*** Begin section ***
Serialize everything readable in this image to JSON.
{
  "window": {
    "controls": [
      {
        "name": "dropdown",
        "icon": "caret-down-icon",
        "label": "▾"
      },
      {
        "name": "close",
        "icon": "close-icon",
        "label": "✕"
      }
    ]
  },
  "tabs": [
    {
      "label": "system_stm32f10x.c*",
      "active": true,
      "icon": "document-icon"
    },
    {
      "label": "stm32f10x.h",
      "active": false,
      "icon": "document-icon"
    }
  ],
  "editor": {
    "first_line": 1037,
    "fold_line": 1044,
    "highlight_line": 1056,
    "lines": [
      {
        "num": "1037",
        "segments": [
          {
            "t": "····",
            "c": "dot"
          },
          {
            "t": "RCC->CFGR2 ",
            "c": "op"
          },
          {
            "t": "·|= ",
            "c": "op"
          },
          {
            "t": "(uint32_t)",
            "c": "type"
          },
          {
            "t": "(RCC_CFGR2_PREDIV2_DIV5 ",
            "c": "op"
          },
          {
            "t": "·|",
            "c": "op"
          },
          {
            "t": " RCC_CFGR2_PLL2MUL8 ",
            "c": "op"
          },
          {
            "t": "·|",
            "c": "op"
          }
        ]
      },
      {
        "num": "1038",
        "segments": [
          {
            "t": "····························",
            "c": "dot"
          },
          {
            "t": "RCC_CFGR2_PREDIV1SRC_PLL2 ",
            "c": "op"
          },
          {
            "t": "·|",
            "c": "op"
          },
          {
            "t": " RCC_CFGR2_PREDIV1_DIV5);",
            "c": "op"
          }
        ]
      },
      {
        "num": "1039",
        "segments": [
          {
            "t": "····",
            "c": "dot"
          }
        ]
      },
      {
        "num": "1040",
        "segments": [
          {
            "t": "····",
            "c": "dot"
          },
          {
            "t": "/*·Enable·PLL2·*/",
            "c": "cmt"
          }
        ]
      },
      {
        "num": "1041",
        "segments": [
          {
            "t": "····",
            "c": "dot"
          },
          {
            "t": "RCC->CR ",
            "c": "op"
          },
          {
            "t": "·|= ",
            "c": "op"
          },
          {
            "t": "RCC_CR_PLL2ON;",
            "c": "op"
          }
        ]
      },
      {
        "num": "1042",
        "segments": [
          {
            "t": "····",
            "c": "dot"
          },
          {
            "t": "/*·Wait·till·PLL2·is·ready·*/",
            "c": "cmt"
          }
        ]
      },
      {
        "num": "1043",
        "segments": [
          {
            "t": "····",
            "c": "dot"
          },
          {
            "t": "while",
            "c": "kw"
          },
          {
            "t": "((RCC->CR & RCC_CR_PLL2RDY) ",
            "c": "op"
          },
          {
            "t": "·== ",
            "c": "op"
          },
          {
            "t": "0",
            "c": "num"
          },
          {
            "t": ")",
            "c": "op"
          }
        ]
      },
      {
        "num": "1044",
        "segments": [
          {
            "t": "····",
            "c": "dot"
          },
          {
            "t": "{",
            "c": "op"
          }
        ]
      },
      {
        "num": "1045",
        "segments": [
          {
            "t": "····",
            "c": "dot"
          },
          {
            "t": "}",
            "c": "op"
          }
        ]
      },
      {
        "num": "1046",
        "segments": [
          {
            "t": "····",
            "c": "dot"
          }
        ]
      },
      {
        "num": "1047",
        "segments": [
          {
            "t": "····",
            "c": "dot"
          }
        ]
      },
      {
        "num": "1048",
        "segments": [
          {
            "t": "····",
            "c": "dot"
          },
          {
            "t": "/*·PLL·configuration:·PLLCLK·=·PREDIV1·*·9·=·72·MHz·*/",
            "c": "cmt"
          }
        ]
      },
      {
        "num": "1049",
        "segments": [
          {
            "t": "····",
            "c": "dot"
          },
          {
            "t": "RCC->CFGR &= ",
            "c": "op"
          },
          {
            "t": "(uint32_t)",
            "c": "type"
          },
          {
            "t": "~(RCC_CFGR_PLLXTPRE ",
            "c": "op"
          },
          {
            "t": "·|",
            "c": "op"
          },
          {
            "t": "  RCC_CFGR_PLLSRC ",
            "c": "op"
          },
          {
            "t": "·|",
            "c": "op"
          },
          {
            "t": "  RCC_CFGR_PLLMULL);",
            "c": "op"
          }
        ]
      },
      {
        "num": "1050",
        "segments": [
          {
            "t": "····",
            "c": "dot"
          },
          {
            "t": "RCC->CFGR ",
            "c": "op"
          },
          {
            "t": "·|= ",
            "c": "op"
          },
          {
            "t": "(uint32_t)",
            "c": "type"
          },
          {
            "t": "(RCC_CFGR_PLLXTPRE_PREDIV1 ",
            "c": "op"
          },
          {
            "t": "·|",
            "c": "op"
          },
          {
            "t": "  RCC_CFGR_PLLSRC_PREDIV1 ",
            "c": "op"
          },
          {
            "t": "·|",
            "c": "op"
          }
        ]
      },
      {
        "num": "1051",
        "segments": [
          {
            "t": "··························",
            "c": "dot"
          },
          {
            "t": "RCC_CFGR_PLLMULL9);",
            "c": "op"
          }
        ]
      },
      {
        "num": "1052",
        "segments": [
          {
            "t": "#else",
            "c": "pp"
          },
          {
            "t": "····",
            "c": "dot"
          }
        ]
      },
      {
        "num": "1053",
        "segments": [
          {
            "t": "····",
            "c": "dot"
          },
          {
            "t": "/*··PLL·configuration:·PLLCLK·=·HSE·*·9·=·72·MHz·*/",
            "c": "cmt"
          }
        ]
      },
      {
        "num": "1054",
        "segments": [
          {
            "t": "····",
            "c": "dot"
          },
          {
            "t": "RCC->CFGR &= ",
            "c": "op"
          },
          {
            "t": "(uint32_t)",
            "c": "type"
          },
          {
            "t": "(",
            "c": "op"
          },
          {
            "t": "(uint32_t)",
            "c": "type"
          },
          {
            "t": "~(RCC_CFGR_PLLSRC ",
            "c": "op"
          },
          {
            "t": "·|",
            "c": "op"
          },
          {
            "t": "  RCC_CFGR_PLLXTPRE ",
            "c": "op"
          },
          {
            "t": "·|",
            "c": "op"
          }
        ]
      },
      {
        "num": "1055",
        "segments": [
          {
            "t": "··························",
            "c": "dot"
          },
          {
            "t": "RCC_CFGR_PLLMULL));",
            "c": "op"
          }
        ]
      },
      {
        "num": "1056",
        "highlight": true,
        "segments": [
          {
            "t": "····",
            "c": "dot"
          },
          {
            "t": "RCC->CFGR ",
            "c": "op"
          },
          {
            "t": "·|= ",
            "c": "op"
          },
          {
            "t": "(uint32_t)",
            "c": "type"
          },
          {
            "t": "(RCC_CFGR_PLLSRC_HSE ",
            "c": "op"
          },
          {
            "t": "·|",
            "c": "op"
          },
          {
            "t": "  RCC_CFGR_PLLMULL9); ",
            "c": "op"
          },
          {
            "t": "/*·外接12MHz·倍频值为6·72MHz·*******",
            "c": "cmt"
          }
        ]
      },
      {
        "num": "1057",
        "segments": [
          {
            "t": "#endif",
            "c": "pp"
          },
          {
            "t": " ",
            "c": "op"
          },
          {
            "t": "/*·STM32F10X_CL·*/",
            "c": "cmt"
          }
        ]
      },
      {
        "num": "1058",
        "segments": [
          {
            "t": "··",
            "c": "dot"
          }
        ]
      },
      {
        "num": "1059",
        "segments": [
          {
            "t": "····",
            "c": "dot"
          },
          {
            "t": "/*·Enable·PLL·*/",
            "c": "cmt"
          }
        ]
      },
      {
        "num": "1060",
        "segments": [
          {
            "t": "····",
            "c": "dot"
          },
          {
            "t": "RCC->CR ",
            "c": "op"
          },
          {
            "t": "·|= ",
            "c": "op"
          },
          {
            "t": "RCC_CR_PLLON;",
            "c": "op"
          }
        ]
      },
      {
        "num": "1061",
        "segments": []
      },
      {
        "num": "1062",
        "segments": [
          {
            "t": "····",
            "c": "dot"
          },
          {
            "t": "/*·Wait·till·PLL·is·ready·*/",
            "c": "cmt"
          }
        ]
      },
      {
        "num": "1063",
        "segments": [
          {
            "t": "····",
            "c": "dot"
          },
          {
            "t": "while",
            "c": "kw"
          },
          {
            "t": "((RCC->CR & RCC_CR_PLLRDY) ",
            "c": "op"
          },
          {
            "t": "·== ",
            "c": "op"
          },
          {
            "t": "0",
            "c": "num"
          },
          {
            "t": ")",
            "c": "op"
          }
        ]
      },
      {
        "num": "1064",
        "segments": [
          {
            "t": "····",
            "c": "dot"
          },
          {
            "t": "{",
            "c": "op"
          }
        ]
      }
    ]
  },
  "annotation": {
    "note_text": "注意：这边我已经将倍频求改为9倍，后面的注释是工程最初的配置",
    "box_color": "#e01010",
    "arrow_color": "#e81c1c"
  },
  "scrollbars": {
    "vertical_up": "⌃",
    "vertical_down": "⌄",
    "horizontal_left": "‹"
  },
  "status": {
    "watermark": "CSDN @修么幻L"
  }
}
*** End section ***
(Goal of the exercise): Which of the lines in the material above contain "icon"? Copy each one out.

(Response to this exercise):
        "icon": "caret-down-icon",
        "icon": "close-icon",
      "icon": "document-icon"
      "icon": "document-icon"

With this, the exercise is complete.